Whether persons who violate Sharia laws in states governed by them are sought by police in non-Sharia states [NGA36525.E]

Two sources stated that in practice a person alleged to have violated Sharia laws in states governed by them would not be pursued, or apprehended, in states not governed by Sharia laws (Director CDD 20 Mar. 2001; Legal Support Department 17 Mar. 2001).

The following information was provided by a Barrister with the Legal Support Department of the International Centre for Nigerian Law (see below). When asked whether there are "any provisions in Nigeria under federal or state law, or otherwise to pursue, or apprehend, alleged violators of Sharia laws in non-Sharia states?" the Barrister responded: "No. A very emphatic No." (17 Mar. 2001).
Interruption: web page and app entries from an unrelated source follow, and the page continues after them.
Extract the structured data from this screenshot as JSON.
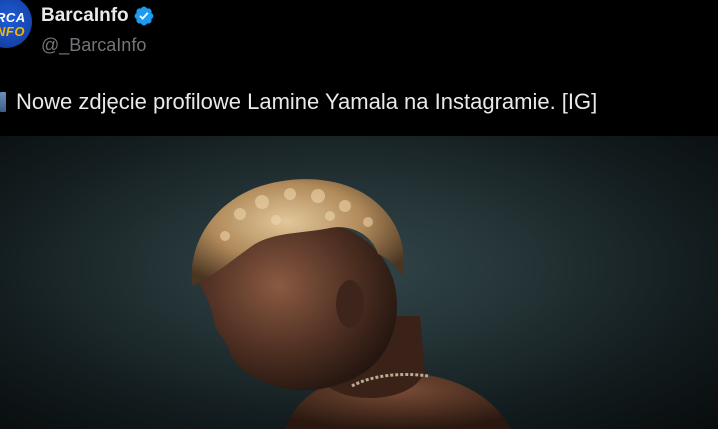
{
  "account": {
    "display_name": "BarcaInfo",
    "handle": "@_BarcaInfo",
    "verified": true,
    "avatar_text_line1": "RCA",
    "avatar_text_line2": "NFO",
    "avatar_color": "#1a4fc4"
  },
  "tweet": {
    "text": "Nowe zdjęcie profilowe Lamine Yamala na Instagramie. [IG]"
  },
  "icons": {
    "verified": "verified-badge-icon",
    "text_prefix": "photo-emoji-icon"
  },
  "colors": {
    "background": "#000000",
    "primary_text": "#e7e9ea",
    "secondary_text": "#71767b",
    "verified_blue": "#1d9bf0"
  }
}
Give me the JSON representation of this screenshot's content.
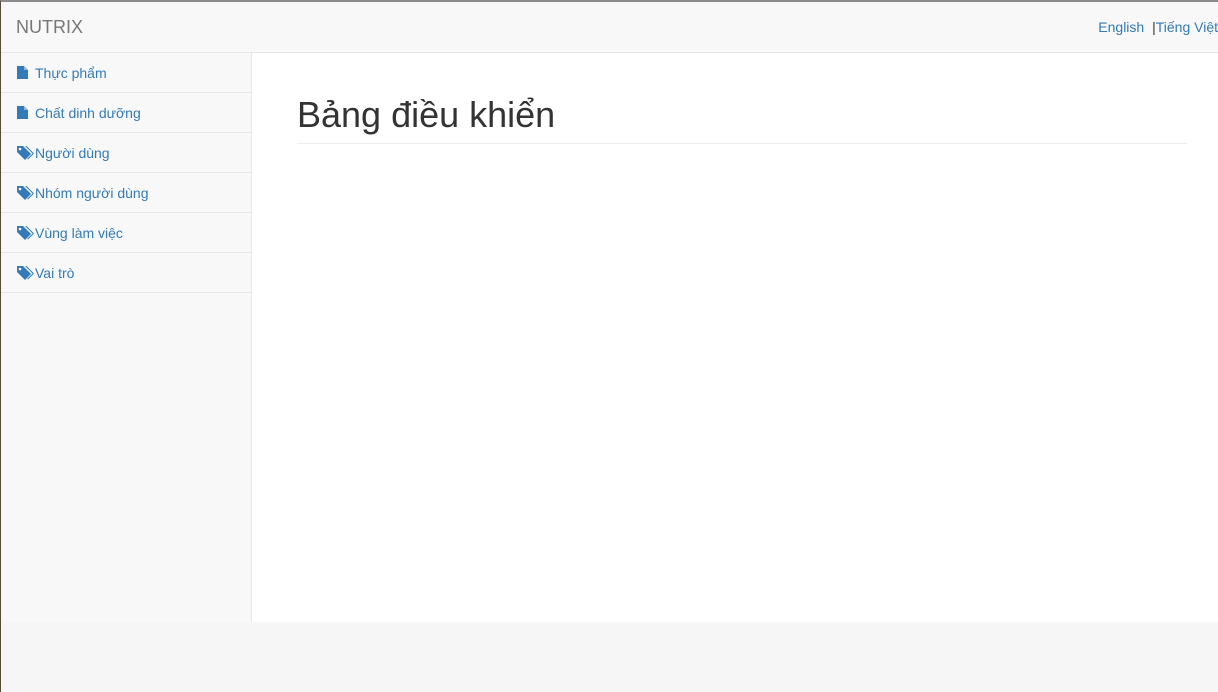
{
  "navbar": {
    "brand": "NUTRIX",
    "languages": [
      {
        "label": "English"
      },
      {
        "label": "Tiếng Việt"
      }
    ],
    "separator": "|"
  },
  "sidebar": {
    "items": [
      {
        "label": "Thực phẩm",
        "icon": "file-icon"
      },
      {
        "label": "Chất dinh dưỡng",
        "icon": "file-icon"
      },
      {
        "label": "Người dùng",
        "icon": "tags-icon"
      },
      {
        "label": "Nhóm người dùng",
        "icon": "tags-icon"
      },
      {
        "label": "Vùng làm việc",
        "icon": "tags-icon"
      },
      {
        "label": "Vai trò",
        "icon": "tags-icon"
      }
    ]
  },
  "main": {
    "title": "Bảng điều khiển"
  },
  "colors": {
    "link": "#337ab7",
    "brand": "#777777",
    "navbar_bg": "#f8f8f8",
    "border": "#e7e7e7"
  }
}
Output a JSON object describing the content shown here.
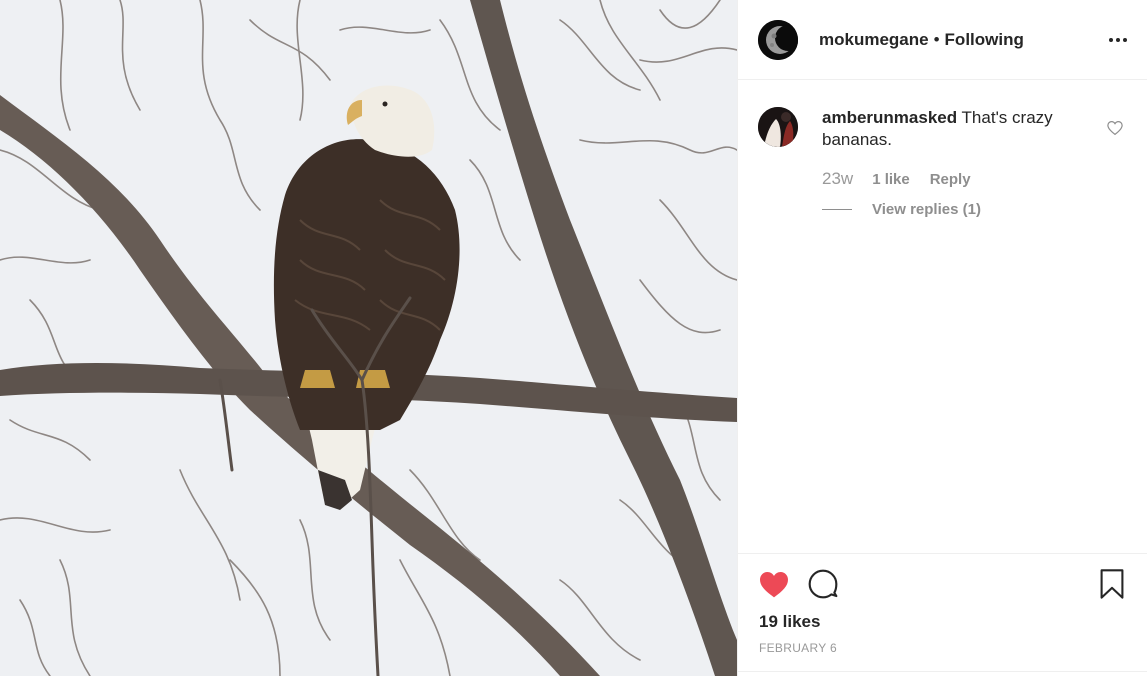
{
  "post": {
    "image_alt_subject": "bald-eagle-on-branch",
    "author": {
      "username": "mokumegane",
      "separator": "•",
      "follow_status": "Following"
    },
    "comments": [
      {
        "username": "amberunmasked",
        "text": "That's crazy bananas.",
        "time": "23w",
        "likes": "1 like",
        "reply_label": "Reply",
        "view_replies": "View replies (1)"
      }
    ],
    "likes": "19 likes",
    "date": "FEBRUARY 6"
  },
  "icons": {
    "more": "more-options-icon",
    "heart_liked": "heart-filled-icon",
    "comment": "comment-bubble-icon",
    "save": "bookmark-icon",
    "comment_like": "heart-outline-icon"
  },
  "colors": {
    "liked_heart": "#ed4956",
    "text_primary": "#262626",
    "text_secondary": "#8e8e8e"
  }
}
When asked whether a person alleged to have violated Sharia laws in a state governed by them could be pursued in a non-Sharia state, the Director of the Centre for Democracy and Development (CDD) (see below) stated that a person convicted of a Sharia offence could be liable in Nigeria under the Grand Kadi (Qady) system, but that the Constitution is unclear on this. He explained that the Grand Kadi is the head of the state Sharia Court of Appeal which, according to the Constitution, has jurisdiction to deal only with personal and family law. However, the Constitution does not directly provide for the Sharia Court of Appeal to deal with offences under the Sharia laws implemented since 2000 in certain Nigerian states. In the Director's opinion it is likely beyond the legal jurisdiction of the Grand Kadi to pursue violators of Sharia laws as implemented in ten Nigeria states, beyond the borders of those states. He added that in practice, it is clear that a person would not be pursued beyond the borders of a Sharia state. He said that Nigeria does not have state police and that the federal police have made it clear that they will not enforce state Sharia laws.
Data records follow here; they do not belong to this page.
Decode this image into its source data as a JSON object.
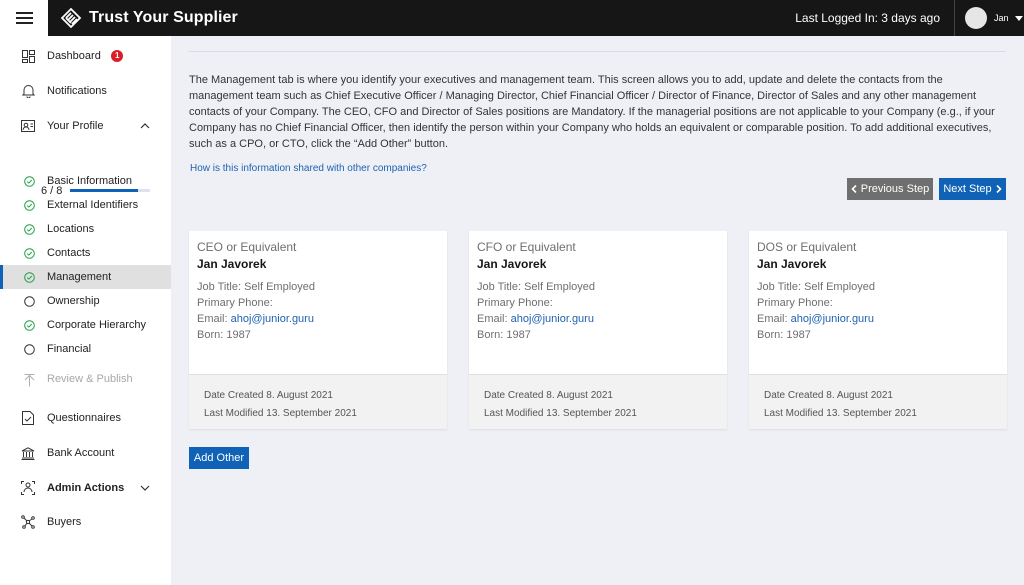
{
  "header": {
    "app_title": "Trust Your Supplier",
    "last_logged": "Last Logged In: 3 days ago",
    "user_name": "Jan"
  },
  "sidebar": {
    "dashboard": {
      "label": "Dashboard",
      "badge": "1"
    },
    "notifications": {
      "label": "Notifications"
    },
    "your_profile": {
      "label": "Your Profile",
      "progress_text": "6 / 8",
      "progress": 0.85
    },
    "profile_items": [
      {
        "label": "Basic Information",
        "status": "complete"
      },
      {
        "label": "External Identifiers",
        "status": "complete"
      },
      {
        "label": "Locations",
        "status": "complete"
      },
      {
        "label": "Contacts",
        "status": "complete"
      },
      {
        "label": "Management",
        "status": "complete",
        "active": true
      },
      {
        "label": "Ownership",
        "status": "incomplete"
      },
      {
        "label": "Corporate Hierarchy",
        "status": "complete"
      },
      {
        "label": "Financial",
        "status": "incomplete"
      },
      {
        "label": "Review & Publish",
        "status": "disabled"
      }
    ],
    "questionnaires": {
      "label": "Questionnaires"
    },
    "bank_account": {
      "label": "Bank Account"
    },
    "admin_actions": {
      "label": "Admin Actions"
    },
    "buyers": {
      "label": "Buyers"
    }
  },
  "main": {
    "intro": "The Management tab is where you identify your executives and management team. This screen allows you to add, update and delete the contacts from the management team such as Chief Executive Officer / Managing Director, Chief Financial Officer / Director of Finance, Director of Sales and any other management contacts of your Company. The CEO, CFO and Director of Sales positions are Mandatory. If the managerial positions are not applicable to your Company (e.g., if your Company has no Chief Financial Officer, then identify the person within your Company who holds an equivalent or comparable position. To add additional executives, such as a CPO, or CTO, click the “Add Other” button.",
    "share_link": "How is this information shared with other companies?",
    "prev_button": "Previous Step",
    "next_button": "Next Step",
    "add_button": "Add Other",
    "cards": [
      {
        "role": "CEO or Equivalent",
        "name": "Jan Javorek",
        "job_title": "Job Title: Self Employed",
        "phone_label": "Primary Phone:",
        "email_label": "Email:",
        "email": "ahoj@junior.guru",
        "born": "Born: 1987",
        "created": "Date Created 8. August 2021",
        "modified": "Last Modified 13. September 2021"
      },
      {
        "role": "CFO or Equivalent",
        "name": "Jan Javorek",
        "job_title": "Job Title: Self Employed",
        "phone_label": "Primary Phone:",
        "email_label": "Email:",
        "email": "ahoj@junior.guru",
        "born": "Born: 1987",
        "created": "Date Created 8. August 2021",
        "modified": "Last Modified 13. September 2021"
      },
      {
        "role": "DOS or Equivalent",
        "name": "Jan Javorek",
        "job_title": "Job Title: Self Employed",
        "phone_label": "Primary Phone:",
        "email_label": "Email:",
        "email": "ahoj@junior.guru",
        "born": "Born: 1987",
        "created": "Date Created 8. August 2021",
        "modified": "Last Modified 13. September 2021"
      }
    ]
  },
  "colors": {
    "topbar": "#161616",
    "accent": "#0f62b5",
    "complete": "#24a148",
    "badge": "#da1e28",
    "background": "#eef0f6"
  }
}
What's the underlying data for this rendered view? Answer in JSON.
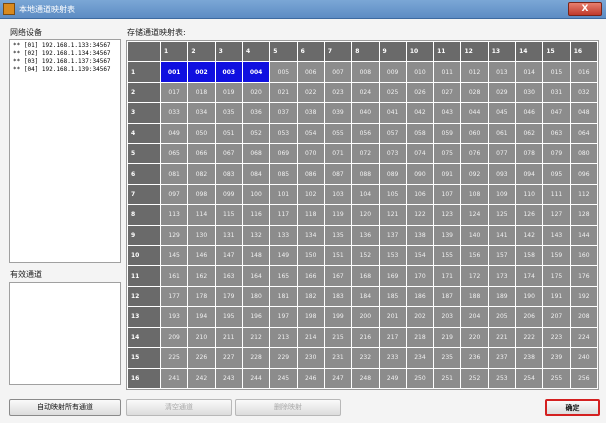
{
  "window": {
    "title": "本地通道映射表",
    "close_label": "X"
  },
  "labels": {
    "online_devices": "网络设备",
    "valid_channels": "有效通道",
    "grid_title": "存储通道映射表:"
  },
  "devices": [
    {
      "prefix": "**",
      "index": "[01]",
      "address": "192.168.1.133:34567"
    },
    {
      "prefix": "**",
      "index": "[02]",
      "address": "192.168.1.134:34567"
    },
    {
      "prefix": "**",
      "index": "[03]",
      "address": "192.168.1.137:34567"
    },
    {
      "prefix": "**",
      "index": "[04]",
      "address": "192.168.1.139:34567"
    }
  ],
  "grid": {
    "columns": [
      "1",
      "2",
      "3",
      "4",
      "5",
      "6",
      "7",
      "8",
      "9",
      "10",
      "11",
      "12",
      "13",
      "14",
      "15",
      "16"
    ],
    "rows": [
      "1",
      "2",
      "3",
      "4",
      "5",
      "6",
      "7",
      "8",
      "9",
      "10",
      "11",
      "12",
      "13",
      "14",
      "15",
      "16"
    ],
    "selected_cells": [
      "001",
      "002",
      "003",
      "004"
    ]
  },
  "buttons": {
    "auto_map": "自动映射所有通道",
    "delete_channel": "清空通道",
    "cancel_mapping": "删除映射",
    "ok": "确定"
  },
  "colors": {
    "selected": "#1010e0",
    "cell": "#8c8c8c",
    "header": "#6a6a6a",
    "ok_border": "#d42020"
  }
}
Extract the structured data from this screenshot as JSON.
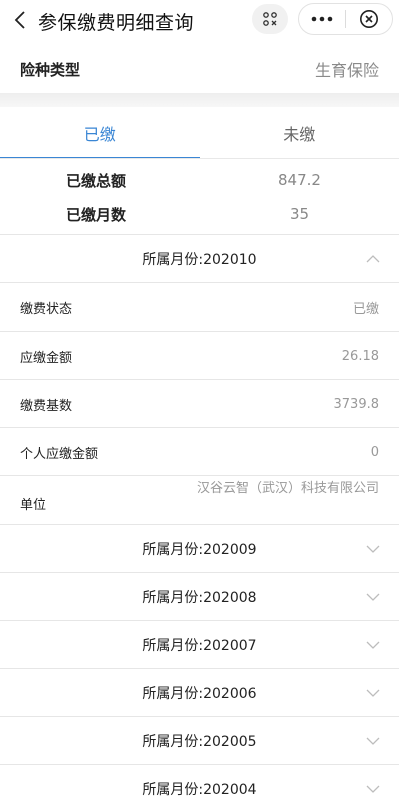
{
  "nav": {
    "title": "参保缴费明细查询"
  },
  "insurance": {
    "label": "险种类型",
    "value": "生育保险"
  },
  "tabs": [
    {
      "label": "已缴",
      "active": true
    },
    {
      "label": "未缴",
      "active": false
    }
  ],
  "summary": {
    "total_label": "已缴总额",
    "total_value": "847.2",
    "months_label": "已缴月数",
    "months_value": "35"
  },
  "expanded": {
    "month_label": "所属月份:202010",
    "rows": [
      {
        "label": "缴费状态",
        "value": "已缴"
      },
      {
        "label": "应缴金额",
        "value": "26.18"
      },
      {
        "label": "缴费基数",
        "value": "3739.8"
      },
      {
        "label": "个人应缴金额",
        "value": "0"
      }
    ],
    "unit_label": "单位",
    "unit_value": "汉谷云智（武汉）科技有限公司"
  },
  "collapsed_months": [
    "所属月份:202009",
    "所属月份:202008",
    "所属月份:202007",
    "所属月份:202006",
    "所属月份:202005",
    "所属月份:202004"
  ],
  "colors": {
    "accent": "#3a86d4",
    "muted": "#999999"
  },
  "icons": {
    "back": "chevron-left-icon",
    "scan": "scan-icon",
    "more": "more-dots-icon",
    "close": "close-circle-icon",
    "expand_up": "chevron-up-icon",
    "expand_down": "chevron-down-icon"
  }
}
This Response was prepared after researching publicly accessible information currently available to the Research Directorate within time constraints. This Response is not, and does not purport to be, conclusive as to the merit of any particular claim to refugee status or asylum. Please find below the list of additional sources consulted in researching this Information Request.
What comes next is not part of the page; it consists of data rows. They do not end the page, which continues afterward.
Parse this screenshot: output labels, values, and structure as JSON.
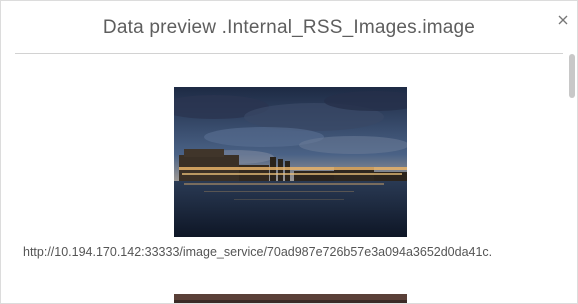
{
  "dialog": {
    "title": "Data preview .Internal_RSS_Images.image",
    "close_icon": "close-icon"
  },
  "images": [
    {
      "url": "http://10.194.170.142:33333/image_service/70ad987e726b57e3a094a3652d0da41c."
    }
  ],
  "colors": {
    "title": "#5e5e5e",
    "url": "#555555",
    "divider": "#d2d2d2",
    "scroll_thumb": "#c8c8c8"
  }
}
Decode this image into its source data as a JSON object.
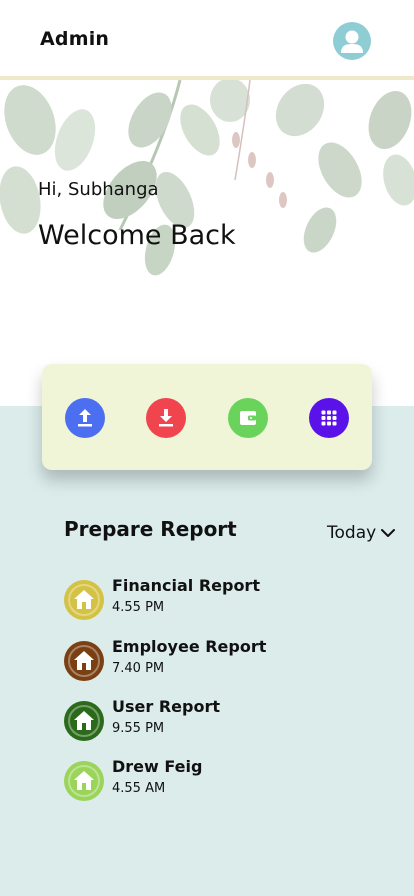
{
  "header": {
    "title": "Admin",
    "avatar_icon": "user-icon",
    "avatar_color": "#8fcdd5"
  },
  "hero": {
    "greeting": "Hi, Subhanga",
    "welcome": "Welcome Back"
  },
  "actions": [
    {
      "icon": "upload-icon",
      "color": "#4c6ef0"
    },
    {
      "icon": "download-icon",
      "color": "#f0454f"
    },
    {
      "icon": "wallet-icon",
      "color": "#6ad35b"
    },
    {
      "icon": "grid-icon",
      "color": "#5a12e8"
    }
  ],
  "reports": {
    "title": "Prepare Report",
    "period": "Today",
    "period_icon": "chevron-down-icon",
    "items": [
      {
        "name": "Financial Report",
        "time": "4.55 PM",
        "icon": "home-icon",
        "color": "#d4c244"
      },
      {
        "name": "Employee Report",
        "time": "7.40 PM",
        "icon": "home-icon",
        "color": "#7a3f12"
      },
      {
        "name": "User Report",
        "time": "9.55 PM",
        "icon": "home-icon",
        "color": "#2b6a1b"
      },
      {
        "name": "Drew Feig",
        "time": "4.55 AM",
        "icon": "home-icon",
        "color": "#9bd45a"
      }
    ]
  }
}
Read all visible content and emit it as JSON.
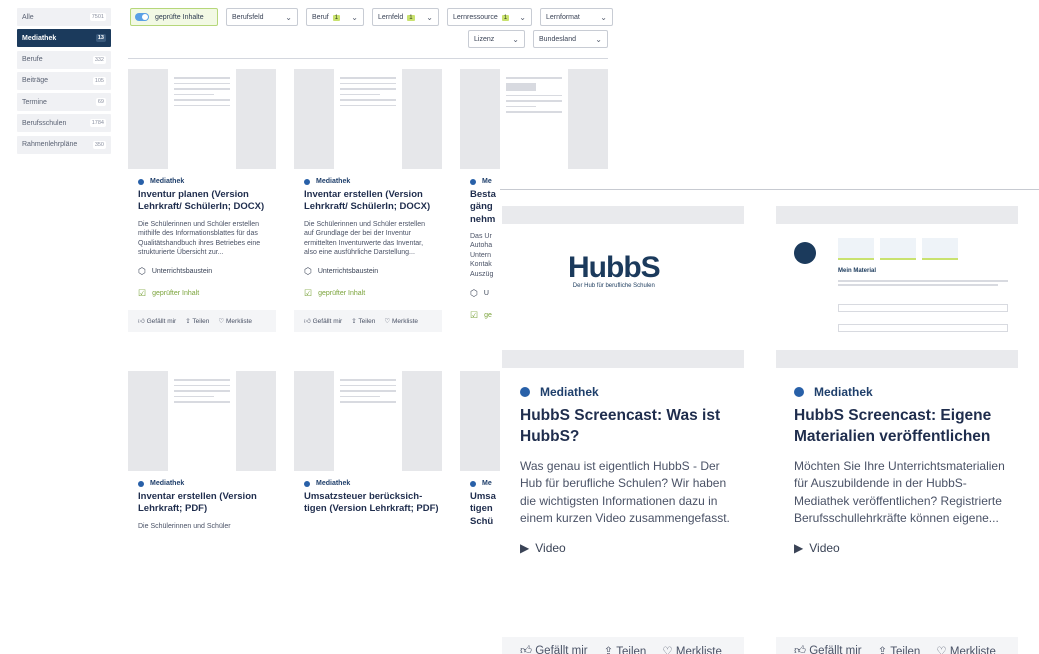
{
  "sidebar": {
    "items": [
      {
        "label": "Alle",
        "count": "7501"
      },
      {
        "label": "Mediathek",
        "count": "13"
      },
      {
        "label": "Berufe",
        "count": "332"
      },
      {
        "label": "Beiträge",
        "count": "105"
      },
      {
        "label": "Termine",
        "count": "69"
      },
      {
        "label": "Berufsschulen",
        "count": "1784"
      },
      {
        "label": "Rahmenlehrpläne",
        "count": "350"
      }
    ]
  },
  "filters": {
    "toggle_label": "geprüfte Inhalte",
    "dropdowns": [
      {
        "label": "Berufsfeld",
        "badge": ""
      },
      {
        "label": "Beruf",
        "badge": "1"
      },
      {
        "label": "Lernfeld",
        "badge": "1"
      },
      {
        "label": "Lernressource",
        "badge": "1"
      },
      {
        "label": "Lernformat",
        "badge": ""
      },
      {
        "label": "Lizenz",
        "badge": ""
      },
      {
        "label": "Bundesland",
        "badge": ""
      }
    ]
  },
  "actions": {
    "like": "Gefällt mir",
    "share": "Teilen",
    "bookmark": "Merkliste"
  },
  "cards": [
    {
      "category": "Mediathek",
      "title": "Inventur planen (Version Lehrkraft/ SchülerIn; DOCX)",
      "desc": "Die Schülerinnen und Schüler erstellen mithilfe des Informationsblattes für das Qualitätshandbuch ihres Betriebes eine strukturierte Übersicht zur...",
      "type": "Unterrichtsbaustein",
      "verified": "geprüfter Inhalt"
    },
    {
      "category": "Mediathek",
      "title": "Inventar erstellen (Version Lehrkraft/ SchülerIn; DOCX)",
      "desc": "Die Schülerinnen und Schüler erstellen auf Grundlage der bei der Inventur ermittelten Inventurwerte das Inventar, also eine ausführliche Darstellung...",
      "type": "Unterrichtsbaustein",
      "verified": "geprüfter Inhalt"
    },
    {
      "category": "Me",
      "title": "Besta gäng nehm",
      "desc": "Das Ur Autoha Untern Kontak Auszüg",
      "type": "U",
      "verified": "ge"
    },
    {
      "category": "Mediathek",
      "title": "Inventar erstellen (Version Lehrkraft; PDF)",
      "desc": "Die Schülerinnen und Schüler"
    },
    {
      "category": "Mediathek",
      "title": "Umsatzsteuer berücksich- tigen (Version Lehrkraft; PDF)",
      "desc": ""
    },
    {
      "category": "Me",
      "title": "Umsa tigen Schü",
      "desc": ""
    }
  ],
  "big_cards": [
    {
      "category": "Mediathek",
      "title": "HubbS Screencast: Was ist HubbS?",
      "desc": "Was genau ist eigentlich HubbS - Der Hub für berufliche Schulen? Wir haben die wichtigsten Informationen dazu in einem kurzen Video zusammengefasst.",
      "type": "Video",
      "logo_word": "HubbS",
      "logo_sub": "Der Hub für berufliche Schulen"
    },
    {
      "category": "Mediathek",
      "title": "HubbS Screencast: Eigene Materialien veröffentlichen",
      "desc": "Möchten Sie Ihre Unterrichtsmaterialien für Auszubildende in der HubbS-Mediathek veröffentlichen? Registrierte Berufsschullehrkräfte können eigene...",
      "type": "Video",
      "shot_heading": "Mein Material"
    }
  ]
}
Centre for Democracy and Development (CDD), London. 20 March 2001. Telephone interview with Director. The Director of the Centre for Democracy and Development (CDD) in London is a civil-military relations scholar who studied at the Universities of Lagos, Ife and London where he received his PhD in War Studies. He is an adviser to various organizations on African affairs, including the British Parliamentary Human Rights Group, International Crisis Group and Norwegian Council for Africa.

International Centre for Nigerian Law, Legal Support Department, Nigeria. 17 March 2001. Correspondence from Barrister and Solicitor. "The International Centre for Nigerian Law (ICFNL) is dedicated to modernising Nigerian law and making it responsive to the real requirements of doing justice. We are also determined to make the laws of the Federal Republic of Nigeria available to a worldwide audience." Its membership is worldwide and includes primarily lawyers. "Legal Support is domiciled in Nigeria and is responsible for all research and documentation. They receive and respond to requests for assistance of a legal nature from visitors to the site and any other persons who may require assistance with matters relating to the Laws of the Federal Republic of Nigeria."

Additional Sources Consulted

Inter-Ethnic and Religious Conflict Resolution in Nigeria. 1999. Editors: Ernest E. Uwazie, Isaac O. Albert, and Godfrey N. Uzoigwe.

IRB databases


Resource Centre. Nigeria country file. January 2000 - March 2001.

_____. Nigeria: Amnesty International country file. January 2000 - March 2001.

World News Connection (WNC)

Six non-documentary sources contacted did not provide information on the requested subject.

Unsuccessful attempts to contact one non-documentary source

Internet sites including:

Keesing's Record of World Events [Cambridge].

Nigeria Media Monitor

Post Express [Lagos].

Associated documents